Only the lines that include "this" should be copied from the data below.
━━━━━ EXTRACTED RECORDS
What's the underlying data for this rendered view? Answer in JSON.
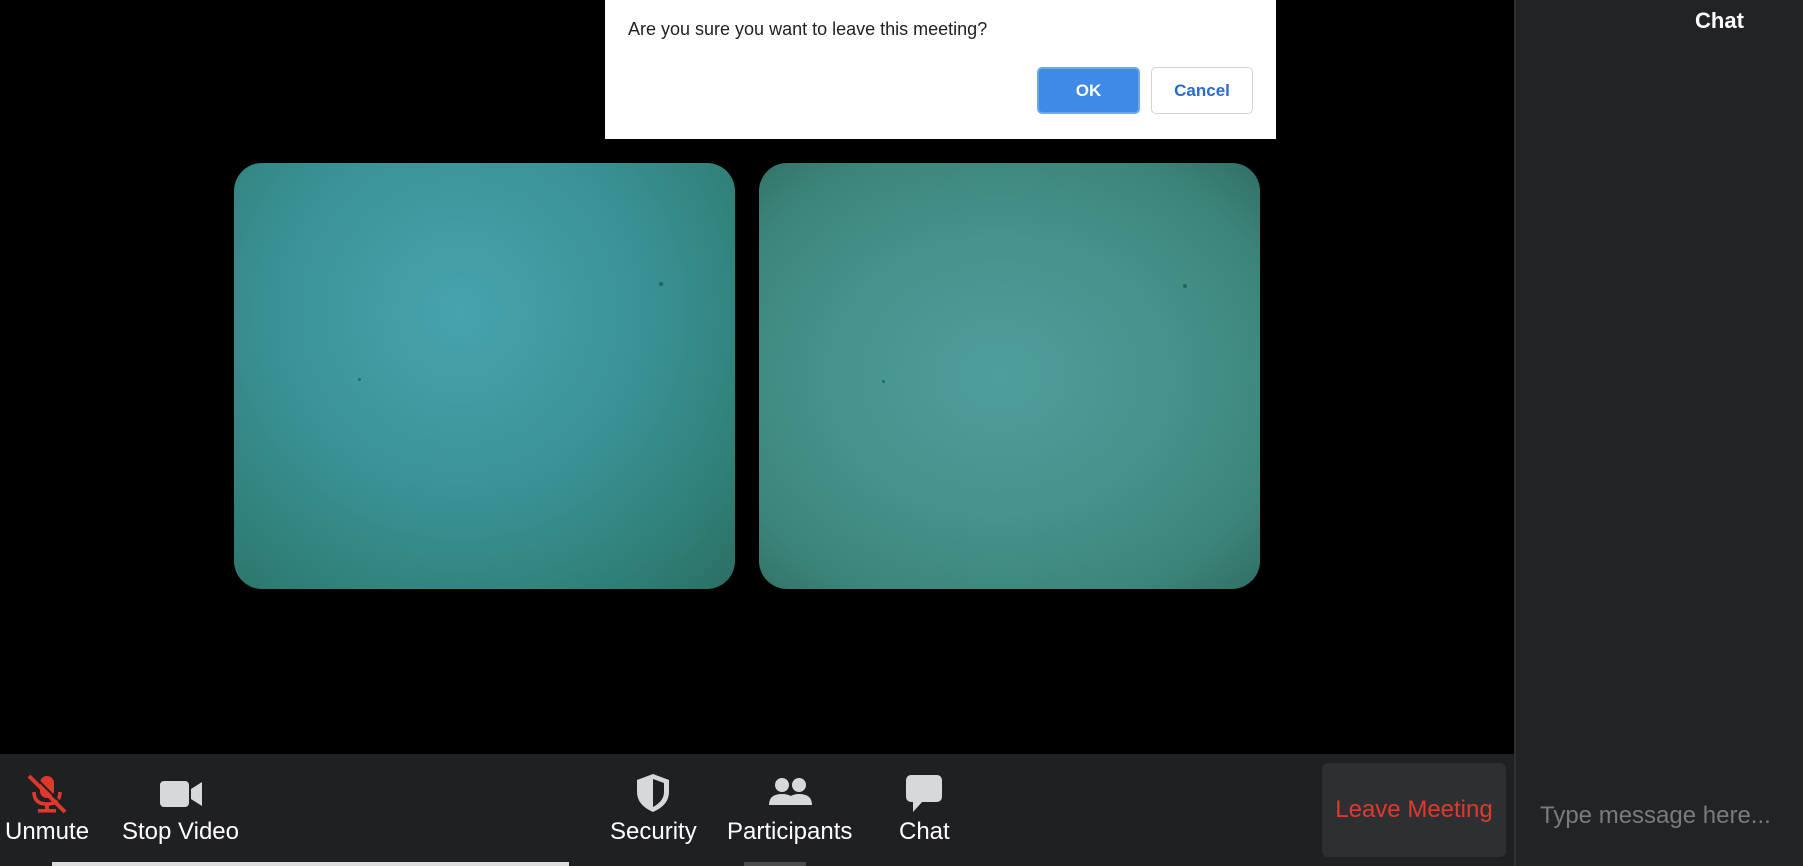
{
  "dialog": {
    "message": "Are you sure you want to leave this meeting?",
    "ok_label": "OK",
    "cancel_label": "Cancel"
  },
  "toolbar": {
    "unmute_label": "Unmute",
    "stop_video_label": "Stop Video",
    "security_label": "Security",
    "participants_label": "Participants",
    "chat_label": "Chat",
    "leave_label": "Leave Meeting",
    "icons": {
      "unmute": "microphone-muted-icon",
      "stop_video": "video-camera-icon",
      "security": "shield-icon",
      "participants": "people-icon",
      "chat": "speech-bubble-icon"
    }
  },
  "chat_panel": {
    "title": "Chat",
    "input_placeholder": "Type message here..."
  },
  "colors": {
    "accent": "#3f8ae6",
    "leave": "#e0392c",
    "muted_mic": "#e0392c",
    "toolbar_bg": "#1f2023",
    "panel_bg": "#222326"
  }
}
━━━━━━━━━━
> EXPECTED ANSWER:
What's the underlying data for this rendered view? Answer in JSON.
    "message": "Are you sure you want to leave this meeting?",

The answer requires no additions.